Best all, FAFSA Frenzy attendees are entered for a chance to win a scholarship to a Missouri postsecondary institution for the Fall 2014 semester! To learn more about the FAFSA and its impact on funding your college education, check out our recent blog post, “Navigating the FAFSA.” Continue reading
F-A-F-S-A. Commit these five letters to memory. If you plan on attending college, they will follow you throughout the course of your entire academic career. It’s a little daunting, I know. DBRLTeen is here to help make these five letters a little friendlier.
FAFSA stands for Free Application for Federal Student Aid. All prospective college students looking to qualify for federal grants or loans must complete this online application. Most colleges also require this application so that they can award institutional scholarships based on financial need. Continue reading
Finding Summer Jobs for Teens
Columbia Public Library
Wednesday, January 29 at 6:30 p.m.
Starting a summer job search now can help you find work that will contribute to a fun and profitable summer vacation. We’ll look at local resources for teen job-seekers and help you identify jobs you may be interested in and employers who may be interested in you. You will leave with resources in hand, including a personalized form which will make it easier to complete applications. Snacks served. Ages 15-18. Registration begins Tuesday, January 14. Continue reading
Fold or fold not. There is no try. Tom Angleberger’s “The Strange Case of Origami Yoda” is as much about life at a typical middle school as it is about Star Wars and the wonderful art of origami. Dwight, a sixth-grader with the reputation of an oddball, usually is a little too weird for his classmates. But when he makes an origami puppet of Jedi master Yoda that predicts the future and suggests the best way to deal with tricky situations, Dwight’s classmates start lining up with questions about homework, love and everything in-between.
Sixth grader Tommy gathers students’ case files to determine whether origami Yoda actually works before he takes Dwight’s/Yoda’s advice on a crucial matter…involving a certain girl and the middle school dance. Lots of students get voices in this fun story, and there are Star Wars doodles, tips for folding your own Origami Yoda, and other fun bonus material. And the best part? Much like “Star Wars,” the story continues!
Every student introduced in the first book gets their own back story and continues into the next grade level, when Dwight is asked to leave school. What does Dwight’s nemesis, Harvey, have to do with this turn of events, and does it have anything to do with Harvey’s new puppet, Darth Paper? Read “Darth Paper Strikes Back” and “The Secret of the Fortune Wookiee” to find out what happens when Dwight and his origami Yoda puppet are missing at a crucial time for our middle school heroes and heroines. Continue reading
Wii U Family Game Time
Columbia Public Library
Monday, January 20, 2-3:30 p.m. -OR- 5:30-7 p.m.
Drop in to try out the library’s Wii U game console. Become a dancing superstar in “Just Dance 4″ or a bowling champion playing “Wii Sports.” We’ll also have snacks and a selection of new books for older kids and teens. Ages 10 and older. Parents welcome. Registration begins Tuesday, January 7.

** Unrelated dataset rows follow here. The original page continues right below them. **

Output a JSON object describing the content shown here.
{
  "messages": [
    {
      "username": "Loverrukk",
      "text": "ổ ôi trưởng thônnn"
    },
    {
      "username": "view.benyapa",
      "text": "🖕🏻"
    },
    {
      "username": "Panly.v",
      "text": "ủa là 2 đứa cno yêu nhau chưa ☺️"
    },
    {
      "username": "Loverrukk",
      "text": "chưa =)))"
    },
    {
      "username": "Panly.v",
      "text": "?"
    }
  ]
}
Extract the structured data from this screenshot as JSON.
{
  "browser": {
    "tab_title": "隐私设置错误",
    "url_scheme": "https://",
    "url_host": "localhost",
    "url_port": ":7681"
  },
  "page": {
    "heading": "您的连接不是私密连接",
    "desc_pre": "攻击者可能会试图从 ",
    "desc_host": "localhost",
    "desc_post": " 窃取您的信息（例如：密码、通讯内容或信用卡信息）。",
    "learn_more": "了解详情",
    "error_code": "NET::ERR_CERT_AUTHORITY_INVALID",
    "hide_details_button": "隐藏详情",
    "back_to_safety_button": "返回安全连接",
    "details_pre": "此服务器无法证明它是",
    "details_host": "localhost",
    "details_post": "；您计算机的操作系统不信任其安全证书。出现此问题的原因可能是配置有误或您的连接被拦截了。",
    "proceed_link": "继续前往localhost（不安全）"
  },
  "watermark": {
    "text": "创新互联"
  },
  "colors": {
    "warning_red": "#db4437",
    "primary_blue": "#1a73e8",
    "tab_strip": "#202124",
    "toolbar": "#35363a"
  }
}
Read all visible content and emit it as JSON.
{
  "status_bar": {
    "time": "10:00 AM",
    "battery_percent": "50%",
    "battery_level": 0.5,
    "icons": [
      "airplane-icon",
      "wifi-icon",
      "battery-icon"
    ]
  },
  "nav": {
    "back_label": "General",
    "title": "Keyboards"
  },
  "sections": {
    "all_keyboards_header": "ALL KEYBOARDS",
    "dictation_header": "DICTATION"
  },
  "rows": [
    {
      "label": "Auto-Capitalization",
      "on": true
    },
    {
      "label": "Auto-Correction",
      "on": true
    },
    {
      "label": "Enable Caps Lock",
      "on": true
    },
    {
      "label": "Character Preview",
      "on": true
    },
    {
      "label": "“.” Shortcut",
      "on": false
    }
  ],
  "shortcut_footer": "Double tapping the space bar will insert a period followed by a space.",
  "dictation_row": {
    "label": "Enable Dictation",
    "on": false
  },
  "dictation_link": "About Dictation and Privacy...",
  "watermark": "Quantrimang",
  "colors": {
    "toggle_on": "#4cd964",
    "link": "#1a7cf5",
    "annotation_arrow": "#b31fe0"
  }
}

Teen Game Night
Southern Boone County Public Library
Friday, January 24, 6:30 p.m.
Challenge your friends to a game on our Wii U console or to a board game tournament. We’ll have various games available as well as supplies for art projects. Refreshments provided.